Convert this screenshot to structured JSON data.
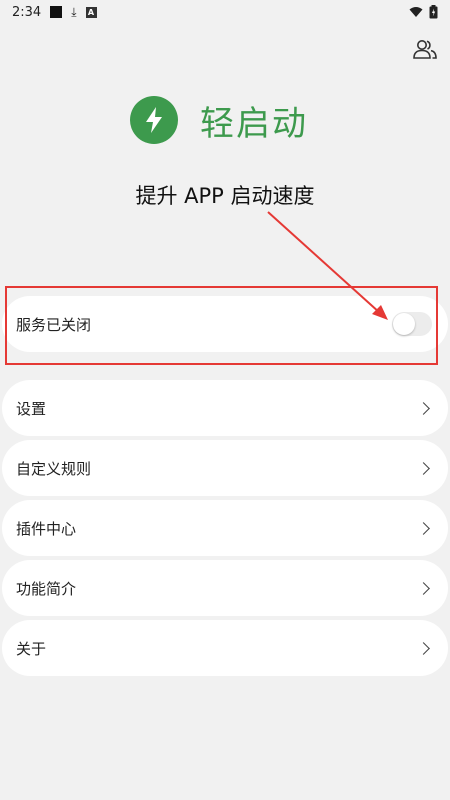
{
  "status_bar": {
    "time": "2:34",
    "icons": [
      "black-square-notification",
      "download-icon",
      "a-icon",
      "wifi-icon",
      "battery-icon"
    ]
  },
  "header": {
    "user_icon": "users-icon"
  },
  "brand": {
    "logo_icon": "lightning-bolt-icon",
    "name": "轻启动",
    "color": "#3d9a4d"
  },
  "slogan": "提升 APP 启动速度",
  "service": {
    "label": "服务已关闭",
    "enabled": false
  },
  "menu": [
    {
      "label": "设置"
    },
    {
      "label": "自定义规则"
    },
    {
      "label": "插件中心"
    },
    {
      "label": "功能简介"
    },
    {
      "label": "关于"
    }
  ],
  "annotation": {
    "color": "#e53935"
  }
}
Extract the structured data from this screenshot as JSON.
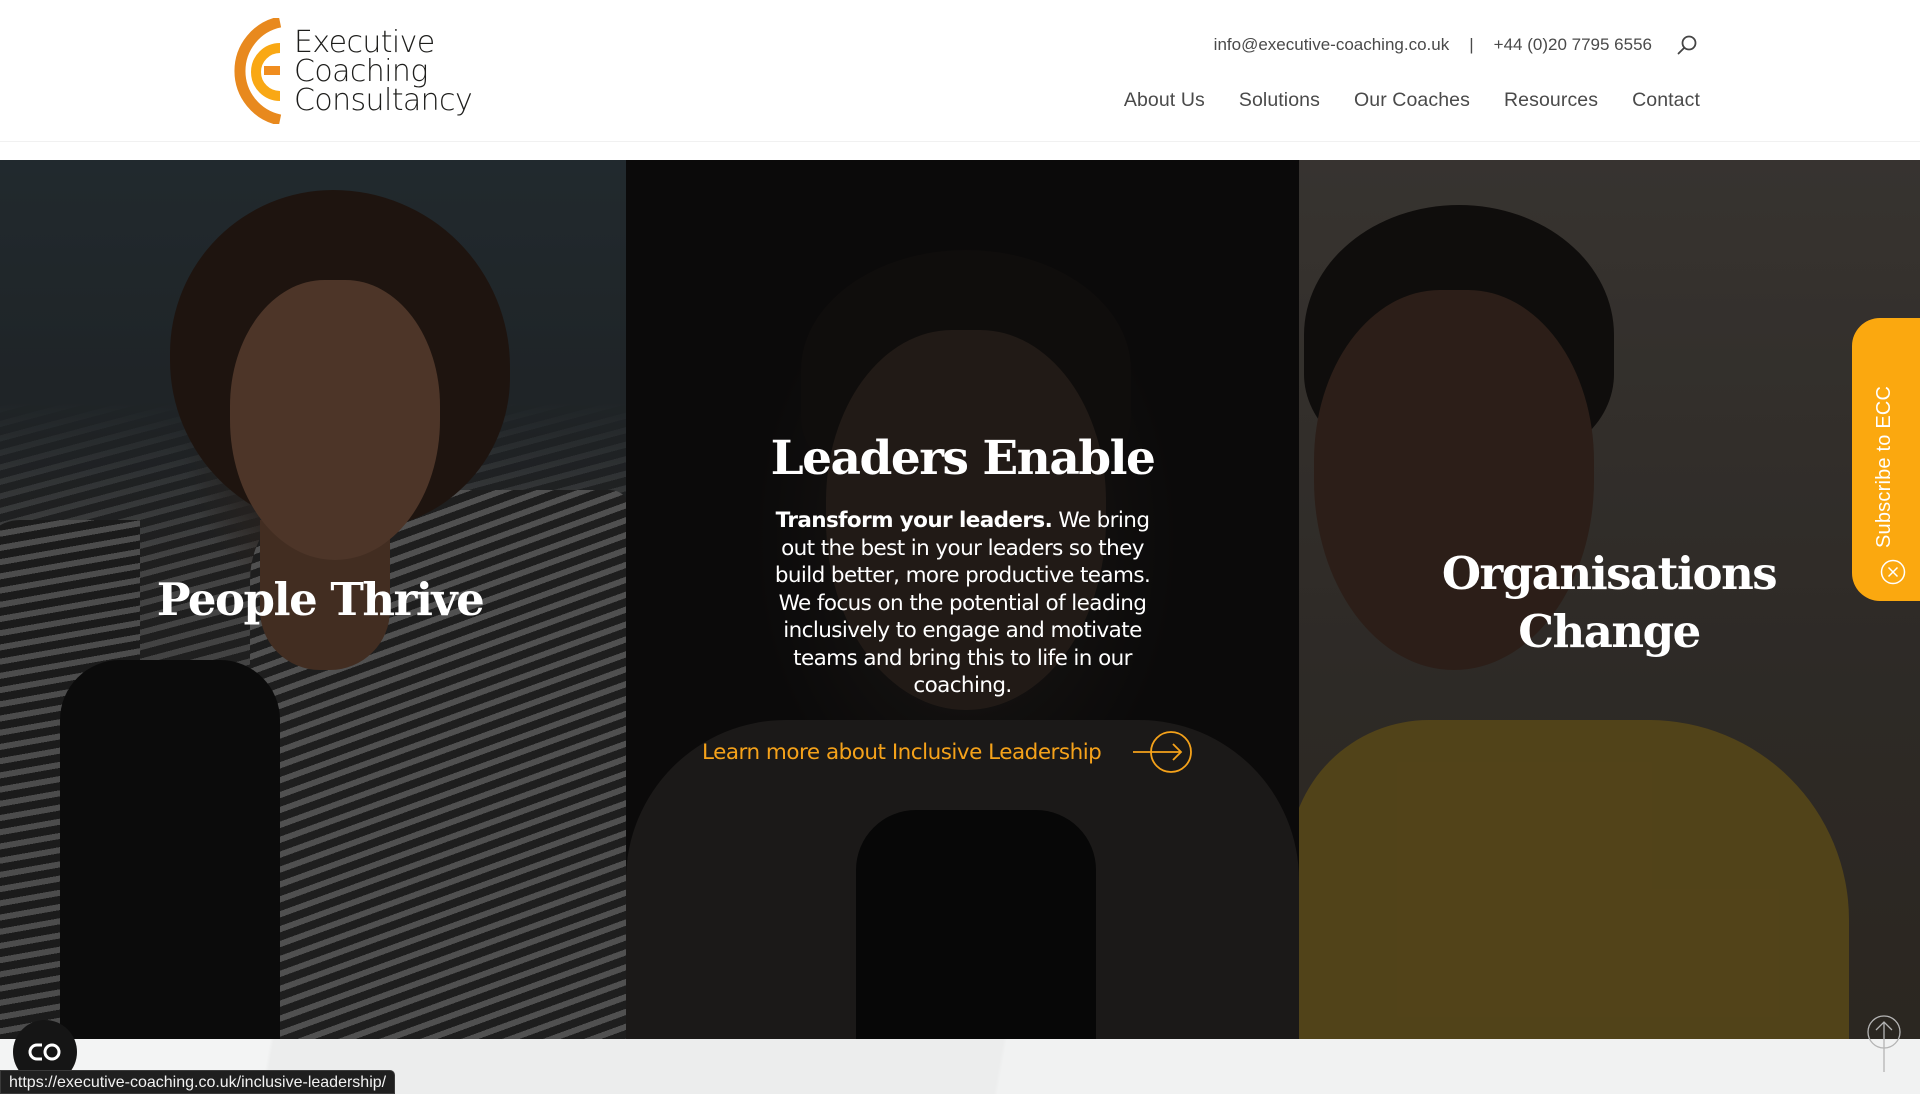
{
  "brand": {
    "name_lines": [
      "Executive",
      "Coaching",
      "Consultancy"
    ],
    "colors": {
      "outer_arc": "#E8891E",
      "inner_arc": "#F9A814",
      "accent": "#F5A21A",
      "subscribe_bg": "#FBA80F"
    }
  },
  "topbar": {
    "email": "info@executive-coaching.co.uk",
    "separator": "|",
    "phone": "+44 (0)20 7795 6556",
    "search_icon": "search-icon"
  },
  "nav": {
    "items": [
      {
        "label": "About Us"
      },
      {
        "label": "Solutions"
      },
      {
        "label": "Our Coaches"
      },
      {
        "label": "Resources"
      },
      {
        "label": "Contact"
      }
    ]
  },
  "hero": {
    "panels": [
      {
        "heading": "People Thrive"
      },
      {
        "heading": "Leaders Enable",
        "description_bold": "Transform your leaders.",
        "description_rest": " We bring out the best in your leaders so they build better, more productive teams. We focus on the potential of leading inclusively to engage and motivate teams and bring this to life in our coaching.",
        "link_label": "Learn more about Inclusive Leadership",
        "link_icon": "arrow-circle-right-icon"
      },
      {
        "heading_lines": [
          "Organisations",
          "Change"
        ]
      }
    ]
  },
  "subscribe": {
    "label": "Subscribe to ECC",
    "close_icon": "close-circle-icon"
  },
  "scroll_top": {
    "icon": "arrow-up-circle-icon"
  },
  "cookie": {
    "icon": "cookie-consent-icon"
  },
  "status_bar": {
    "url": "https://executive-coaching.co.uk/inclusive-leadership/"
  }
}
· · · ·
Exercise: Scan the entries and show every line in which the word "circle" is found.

Response below:
        "link_icon": "arrow-circle-right-icon"
    "close_icon": "close-circle-icon"
    "icon": "arrow-up-circle-icon"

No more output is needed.